The ad watchdog has written to a number of companies it believes to be in potential breach of guidelines, after it identified a number of concerns over the retargeting method, including poor consumer awareness.
Despite there having been only 77 complaints over OBA in the first six months since it fell under its remit, the ASA is now in the process of informally contacting companies that have signed up to the Your Online Choices guidelines (and fall within its jurisdiction), explaining why its deems their practises as potentially problematic.
An ASA update report reads: “We asked them to make alterations to their websites to comply with the rules, and advised them to seek further guidance from the CAP Copy Advice team.”

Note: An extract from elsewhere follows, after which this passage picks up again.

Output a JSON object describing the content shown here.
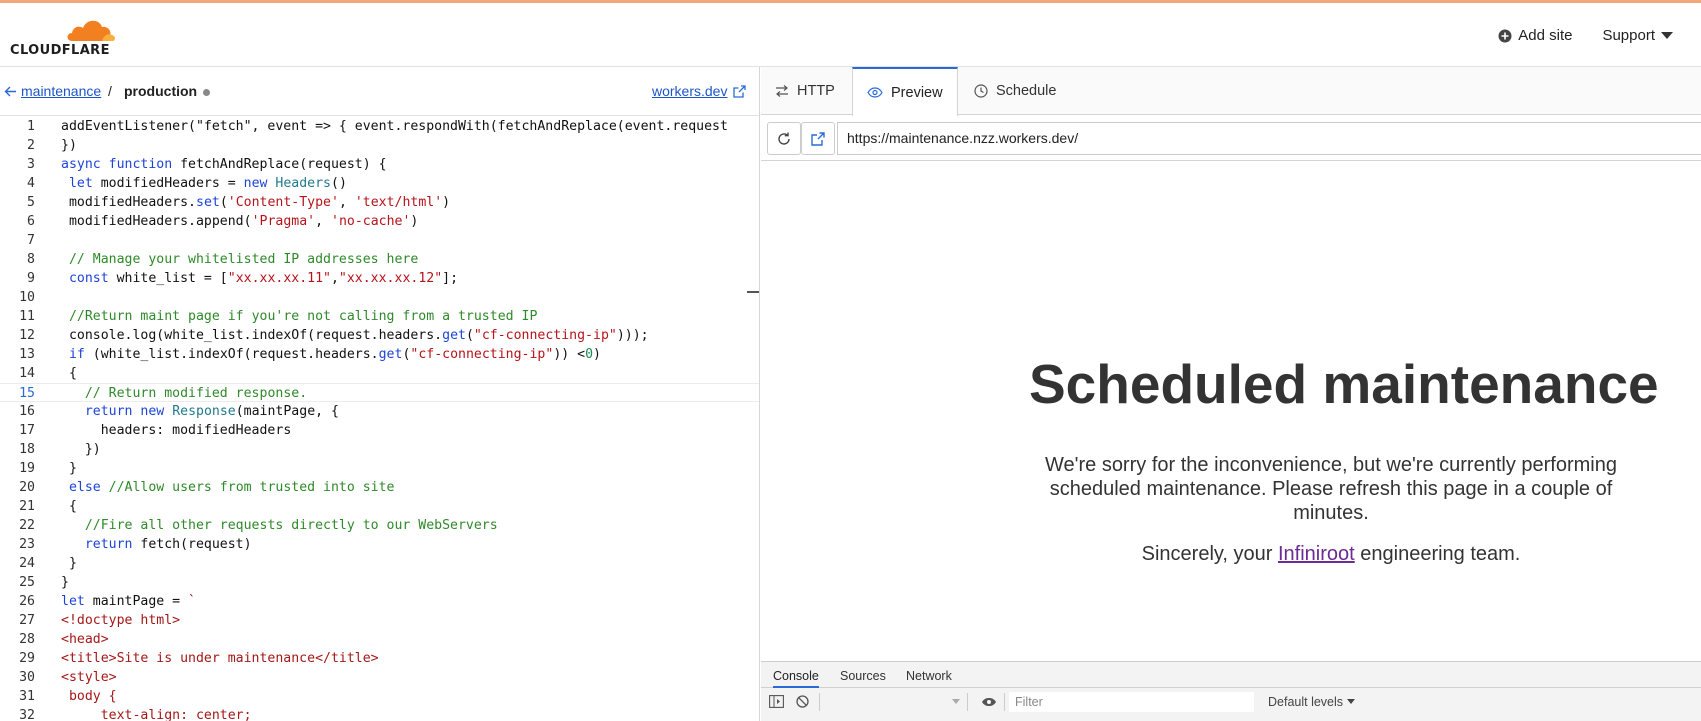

If the parties’ subsequent responses fail to meet with the ASA’s approval it will the take further action, according to the body.
In the six months from February 4, 2013 (the day OBA fell under ASA remit), 75 out of a total of 77 complaints from the public where deemed suitable for the ASA to rule on, with the “overwhelming majority of complaints” focusing on letting consumers opt-out of OBA.
The report also notes that most complainants only had only a “basic awareness of what OBA was and little understanding” of how OBA worked.
In its feedback to complainants, the ASA advised them on how to opt-out of receiving OBA, and additionally asked them to report back should they run into further difficulty in acting on the advice.
“Several complainants did contact us again after receiving our initial advice to say that they had not been able to opt-out of receiving OBA.
“But none were able to provide us with sufficient information to allow us to take forward an investigation into a particular third party or advertisement,” reads the report.
In conjunction with this process, the ASA also audited compliance among third-party ad serving companies involved in OBA, and found that 77 per cent (297 out of a total of over 380 registered companies) may breach its guidelines on clearly informing users on the collection of their behavioural data.
It reads: “In many of those cases a link to further information and a relevant opt-out mechanism was included, but we were concerned that the appearance and placement of the initial notification was inadequate.
“Because we do not yet have any ASA Council decisions on which to base our assessment at this time, we consider these to be potential, rather than clear, breaches of the Code.”